Observing Antithetical Tendencies

Observing Antithetical Tendencies poses the question: in what could the explanation be seen to lie for the grand phenomenon that for centuries has already been customarily referred to as the ‘Renaissance’? After all, Christianity was acknowledged as the supreme virtue in the Byzantine Empire and Russia as well, and even there the awareness existed of the pagan prehistory that preceded Christianity, yet enrapturement regarding the heritage of antiquity took on a special meaning only in Western Europe. The author of this essay reflects upon what might be a suitable explanation for this singular ‘Rebirth’.

The introduction discusses in what sense the western part of the Roman Empire, which had ceased to exist as a unitary state in 476, differed from the Byzantine Empire, where everything had remained the same: it turns out that values, which were considered self-evident in the East, were represented in the West only in embryonic form or as relicts.

The author believes that the different paths of development of the Eastern and Western parts derived from this very situation: everything existed in the East and only stagnation could follow. The most important aspects had been destroyed in the West and for this reason, the West had to deal with restoring what had been lost and achieving what was missing.

The West does not even have a unitary religion and there is no satisfactory text of the Scriptures. The orientation towards the future is expressed in the aspiration to eliminate this deficiency.

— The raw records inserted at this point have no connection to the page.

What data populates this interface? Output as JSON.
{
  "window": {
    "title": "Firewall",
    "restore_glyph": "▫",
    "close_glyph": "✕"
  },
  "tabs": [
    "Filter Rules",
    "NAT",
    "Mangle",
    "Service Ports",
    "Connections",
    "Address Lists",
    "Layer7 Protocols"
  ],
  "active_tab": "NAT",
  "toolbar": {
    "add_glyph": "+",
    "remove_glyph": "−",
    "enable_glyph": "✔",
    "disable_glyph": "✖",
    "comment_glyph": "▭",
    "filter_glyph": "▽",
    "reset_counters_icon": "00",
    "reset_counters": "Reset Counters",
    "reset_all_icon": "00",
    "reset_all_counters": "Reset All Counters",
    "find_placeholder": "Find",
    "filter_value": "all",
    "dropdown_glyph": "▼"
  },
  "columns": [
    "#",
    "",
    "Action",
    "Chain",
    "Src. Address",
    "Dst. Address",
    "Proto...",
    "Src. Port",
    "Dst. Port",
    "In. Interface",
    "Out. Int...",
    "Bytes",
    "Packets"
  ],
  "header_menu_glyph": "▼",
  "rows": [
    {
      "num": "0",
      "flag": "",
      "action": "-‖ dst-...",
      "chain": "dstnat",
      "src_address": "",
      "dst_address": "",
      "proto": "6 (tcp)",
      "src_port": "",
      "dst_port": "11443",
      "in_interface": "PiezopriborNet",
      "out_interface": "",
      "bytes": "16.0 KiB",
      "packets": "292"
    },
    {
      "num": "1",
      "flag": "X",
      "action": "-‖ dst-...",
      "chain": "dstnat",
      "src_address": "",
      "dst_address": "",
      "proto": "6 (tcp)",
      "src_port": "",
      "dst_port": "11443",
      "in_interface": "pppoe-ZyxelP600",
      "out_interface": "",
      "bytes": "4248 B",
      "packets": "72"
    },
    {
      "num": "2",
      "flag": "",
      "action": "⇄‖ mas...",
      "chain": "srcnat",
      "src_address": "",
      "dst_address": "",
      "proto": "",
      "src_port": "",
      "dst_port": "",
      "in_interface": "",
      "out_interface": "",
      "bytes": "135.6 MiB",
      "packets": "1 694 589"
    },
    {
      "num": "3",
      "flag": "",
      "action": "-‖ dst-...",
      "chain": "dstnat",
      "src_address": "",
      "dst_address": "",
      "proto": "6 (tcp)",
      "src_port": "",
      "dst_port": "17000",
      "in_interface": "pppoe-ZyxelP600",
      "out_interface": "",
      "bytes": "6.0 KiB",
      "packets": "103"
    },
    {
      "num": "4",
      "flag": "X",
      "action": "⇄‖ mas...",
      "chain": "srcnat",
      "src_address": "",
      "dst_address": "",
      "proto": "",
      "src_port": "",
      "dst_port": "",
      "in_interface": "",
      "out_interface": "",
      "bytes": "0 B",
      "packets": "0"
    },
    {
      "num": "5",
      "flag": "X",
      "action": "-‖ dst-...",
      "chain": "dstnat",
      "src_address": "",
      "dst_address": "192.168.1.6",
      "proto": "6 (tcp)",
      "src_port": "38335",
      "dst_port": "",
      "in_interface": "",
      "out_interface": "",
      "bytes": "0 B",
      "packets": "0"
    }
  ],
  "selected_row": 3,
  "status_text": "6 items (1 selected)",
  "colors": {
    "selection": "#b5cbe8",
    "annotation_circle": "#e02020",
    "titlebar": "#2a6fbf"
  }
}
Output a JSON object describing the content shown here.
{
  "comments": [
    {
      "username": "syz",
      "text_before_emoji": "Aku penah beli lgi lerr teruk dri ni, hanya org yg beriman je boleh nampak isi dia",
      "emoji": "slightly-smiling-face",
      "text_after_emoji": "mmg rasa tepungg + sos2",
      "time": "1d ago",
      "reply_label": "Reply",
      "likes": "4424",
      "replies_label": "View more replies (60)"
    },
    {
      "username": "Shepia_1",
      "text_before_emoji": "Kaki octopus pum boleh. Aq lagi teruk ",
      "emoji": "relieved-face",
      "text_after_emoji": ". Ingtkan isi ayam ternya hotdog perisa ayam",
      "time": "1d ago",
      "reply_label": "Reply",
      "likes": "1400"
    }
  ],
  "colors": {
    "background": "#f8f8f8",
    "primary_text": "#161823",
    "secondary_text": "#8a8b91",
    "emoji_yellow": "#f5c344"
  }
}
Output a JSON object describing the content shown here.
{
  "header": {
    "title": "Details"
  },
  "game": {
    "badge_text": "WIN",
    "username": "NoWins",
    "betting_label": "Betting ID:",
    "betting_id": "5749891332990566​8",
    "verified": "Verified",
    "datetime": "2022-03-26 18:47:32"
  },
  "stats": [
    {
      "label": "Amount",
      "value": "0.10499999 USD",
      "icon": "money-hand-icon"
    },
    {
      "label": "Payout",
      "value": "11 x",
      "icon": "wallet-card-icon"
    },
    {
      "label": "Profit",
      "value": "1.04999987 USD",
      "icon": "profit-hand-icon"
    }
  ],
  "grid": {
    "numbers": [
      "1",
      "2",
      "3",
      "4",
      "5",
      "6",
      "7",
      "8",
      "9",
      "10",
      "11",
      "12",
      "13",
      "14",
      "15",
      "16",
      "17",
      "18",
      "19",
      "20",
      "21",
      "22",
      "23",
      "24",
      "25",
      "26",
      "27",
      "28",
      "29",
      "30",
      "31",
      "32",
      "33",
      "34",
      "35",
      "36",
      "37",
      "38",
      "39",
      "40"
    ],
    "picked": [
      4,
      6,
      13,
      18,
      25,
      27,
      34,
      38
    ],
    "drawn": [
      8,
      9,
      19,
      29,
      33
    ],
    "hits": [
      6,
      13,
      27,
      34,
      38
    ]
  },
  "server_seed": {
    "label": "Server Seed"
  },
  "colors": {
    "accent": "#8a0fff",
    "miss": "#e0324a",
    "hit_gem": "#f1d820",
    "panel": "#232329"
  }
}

Yet at the same time, the glory of the long past empire is remembered and its reinstatement is dreamed of: the orientation to the past is manifested here.

The first high point is reached in the year 800, when Charlemagne is crowned emperor of the Holy Roman Empire. The ruler of the new great power sees to it that leaned men who have arrived from elsewhere repair sacred books to make them fit for use, and educate clergymen. A truly Christian way of life is inconceivable without this. Yet at the same time, Charlemagne feels that he is the new Augustus, and for this reason Virgils and Horaces have to surround him as well. The educated members of the emperor’s retinue bear the names of pagan luminaries while attempting to emulate the activities of the great minds of long ago. Most generally, this is customarily known as the ‘Carolingian Renaissance’.

Shortly after the death of Charlemagne, the vast state disintegrated into parts and the ruler of the eastern part of the former empire started bearing the title of emperor of the Holy Roman Nation. He became the most important ruler in Europe of that time. Two opposing tendencies started manifesting themselves as the mutual opposition of the emperor and the pope. In the 11th century, the pope was undoubtedly mightier than the emperor, but two hundred years later, the scales already started turning in favour of the emperor.

Starting in the 16th century, the king of France emerged as the emperor’s opponent: they competed for dominance in order to determine which state would be the one, under the aegis of which Europe should unite. Century after century, France’s position became ever more important. French culture operated during the Enlightenment as the undisputed hegemon, and at the start of the 19th century, Napoleon united almost all of Europe politically as well. Alas, French ascendancy lasted a very short time. After the fall of Napoleon, Europe dedicated itself to ‘finishing’ the French Revolution, that is the creation of a just society.

The essay ends with a summary of the operation of opposing orientations: the orientation to the future, that is preparation for actual life in the kingdom of heaven, brought Christians to the recognition that the kingdom of heaven has to be brought to Earth. The orientation to the past, however, the aspiration to restore the Roman Empire, has produced the European Union as its end result.